“Interdependence is the reason why nothing comes out quite the way one wants it to.” — Jeffrey Pfeffer and Gerald Salancik
It is a common refrain that the judiciary should be independent: judicial decisions should be fair, impartial, and not influenced by other branches of government or powerful interests. But even courts that are independent in their legal decision making are not fully free from the influences of their environment. Courts are resource-dependent: they rely on legislatures for funding, staffing, and jurisdictional authority. They rely on attorneys for professional support and expertise. They rely on prosecutors and the public to produce a steady stream of cases for the courts to resolve. And they rely on all these groups for their most important resource: legitimacy.
In this sense, courts are more accurately described as interdependent. They need resources from the external environment (organizations and people outside the court system) to survive, and in turn they contribute their own resource–the resolution of disputes through adjudication–to society.
This fact is both obvious and underappreciated. Interdependence affects court structure, administration, organization, strategy, behavior, and external relationships.
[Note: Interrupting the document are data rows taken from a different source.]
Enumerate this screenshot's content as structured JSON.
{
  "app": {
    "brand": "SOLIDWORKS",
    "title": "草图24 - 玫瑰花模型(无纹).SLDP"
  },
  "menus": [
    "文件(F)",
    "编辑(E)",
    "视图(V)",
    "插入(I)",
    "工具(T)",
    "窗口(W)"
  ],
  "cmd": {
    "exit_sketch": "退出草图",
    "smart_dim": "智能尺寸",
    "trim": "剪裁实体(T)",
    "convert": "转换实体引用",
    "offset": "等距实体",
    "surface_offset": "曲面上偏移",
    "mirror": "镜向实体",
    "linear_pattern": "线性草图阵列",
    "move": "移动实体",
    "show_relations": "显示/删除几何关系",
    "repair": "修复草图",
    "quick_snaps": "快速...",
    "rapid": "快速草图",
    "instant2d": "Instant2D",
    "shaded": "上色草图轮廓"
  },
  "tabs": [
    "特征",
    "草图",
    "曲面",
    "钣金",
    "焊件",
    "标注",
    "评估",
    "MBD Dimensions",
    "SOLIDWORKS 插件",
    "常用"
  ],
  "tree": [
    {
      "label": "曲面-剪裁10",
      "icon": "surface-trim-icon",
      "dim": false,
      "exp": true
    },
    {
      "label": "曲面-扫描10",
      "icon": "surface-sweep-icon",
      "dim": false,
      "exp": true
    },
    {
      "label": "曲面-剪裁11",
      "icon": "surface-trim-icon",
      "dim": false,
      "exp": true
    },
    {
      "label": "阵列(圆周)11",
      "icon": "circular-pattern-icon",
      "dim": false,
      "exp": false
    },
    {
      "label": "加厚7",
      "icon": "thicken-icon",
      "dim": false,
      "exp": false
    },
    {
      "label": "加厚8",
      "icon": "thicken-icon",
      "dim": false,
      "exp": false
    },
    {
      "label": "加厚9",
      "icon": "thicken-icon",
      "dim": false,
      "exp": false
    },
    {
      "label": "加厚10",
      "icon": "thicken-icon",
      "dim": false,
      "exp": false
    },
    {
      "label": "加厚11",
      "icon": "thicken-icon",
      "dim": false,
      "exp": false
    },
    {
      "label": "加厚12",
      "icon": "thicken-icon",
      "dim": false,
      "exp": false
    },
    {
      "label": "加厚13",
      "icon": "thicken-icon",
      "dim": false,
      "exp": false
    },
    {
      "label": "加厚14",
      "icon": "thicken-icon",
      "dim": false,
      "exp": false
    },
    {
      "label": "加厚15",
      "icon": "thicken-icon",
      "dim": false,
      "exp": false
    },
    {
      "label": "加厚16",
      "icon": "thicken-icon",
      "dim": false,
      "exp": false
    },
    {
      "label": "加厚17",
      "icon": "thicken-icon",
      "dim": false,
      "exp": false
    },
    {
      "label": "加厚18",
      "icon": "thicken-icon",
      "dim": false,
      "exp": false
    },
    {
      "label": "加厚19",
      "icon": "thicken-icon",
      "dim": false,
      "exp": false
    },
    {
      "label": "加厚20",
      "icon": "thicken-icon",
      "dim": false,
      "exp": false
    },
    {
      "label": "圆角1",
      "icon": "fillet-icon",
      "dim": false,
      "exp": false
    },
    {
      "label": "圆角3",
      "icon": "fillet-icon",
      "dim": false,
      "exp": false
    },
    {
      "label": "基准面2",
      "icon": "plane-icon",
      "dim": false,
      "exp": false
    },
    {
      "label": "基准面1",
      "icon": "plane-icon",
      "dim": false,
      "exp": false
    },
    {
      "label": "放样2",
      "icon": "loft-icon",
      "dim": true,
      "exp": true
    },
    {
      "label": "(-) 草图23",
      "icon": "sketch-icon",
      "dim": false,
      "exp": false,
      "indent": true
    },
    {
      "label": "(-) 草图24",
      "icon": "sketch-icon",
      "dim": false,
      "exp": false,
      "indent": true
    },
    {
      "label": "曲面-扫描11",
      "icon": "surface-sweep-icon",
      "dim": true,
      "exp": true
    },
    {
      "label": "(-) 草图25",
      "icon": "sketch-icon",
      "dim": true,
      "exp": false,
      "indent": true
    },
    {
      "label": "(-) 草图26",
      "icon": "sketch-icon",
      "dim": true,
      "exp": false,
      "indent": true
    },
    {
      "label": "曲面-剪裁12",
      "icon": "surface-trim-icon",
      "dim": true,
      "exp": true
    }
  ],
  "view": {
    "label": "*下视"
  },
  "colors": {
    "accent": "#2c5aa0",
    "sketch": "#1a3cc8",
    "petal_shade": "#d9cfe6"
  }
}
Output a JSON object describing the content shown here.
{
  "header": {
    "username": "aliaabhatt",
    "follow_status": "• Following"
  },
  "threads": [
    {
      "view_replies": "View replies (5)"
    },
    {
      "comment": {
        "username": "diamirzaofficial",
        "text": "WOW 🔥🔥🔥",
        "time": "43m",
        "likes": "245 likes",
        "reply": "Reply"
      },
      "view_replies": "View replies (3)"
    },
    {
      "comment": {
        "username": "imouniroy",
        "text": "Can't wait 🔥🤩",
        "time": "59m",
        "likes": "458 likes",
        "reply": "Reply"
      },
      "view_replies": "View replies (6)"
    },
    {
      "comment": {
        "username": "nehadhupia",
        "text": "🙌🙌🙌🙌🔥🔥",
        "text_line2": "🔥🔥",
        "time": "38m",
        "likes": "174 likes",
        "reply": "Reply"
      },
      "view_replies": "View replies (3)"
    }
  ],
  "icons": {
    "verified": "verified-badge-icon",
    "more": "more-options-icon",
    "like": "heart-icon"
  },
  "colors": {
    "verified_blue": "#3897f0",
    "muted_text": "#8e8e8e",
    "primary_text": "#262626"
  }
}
The primary purpose of this blog is to highlight instances of court interdependence worldwide. And we will try to test out some theories and refine our conclusions as we go along.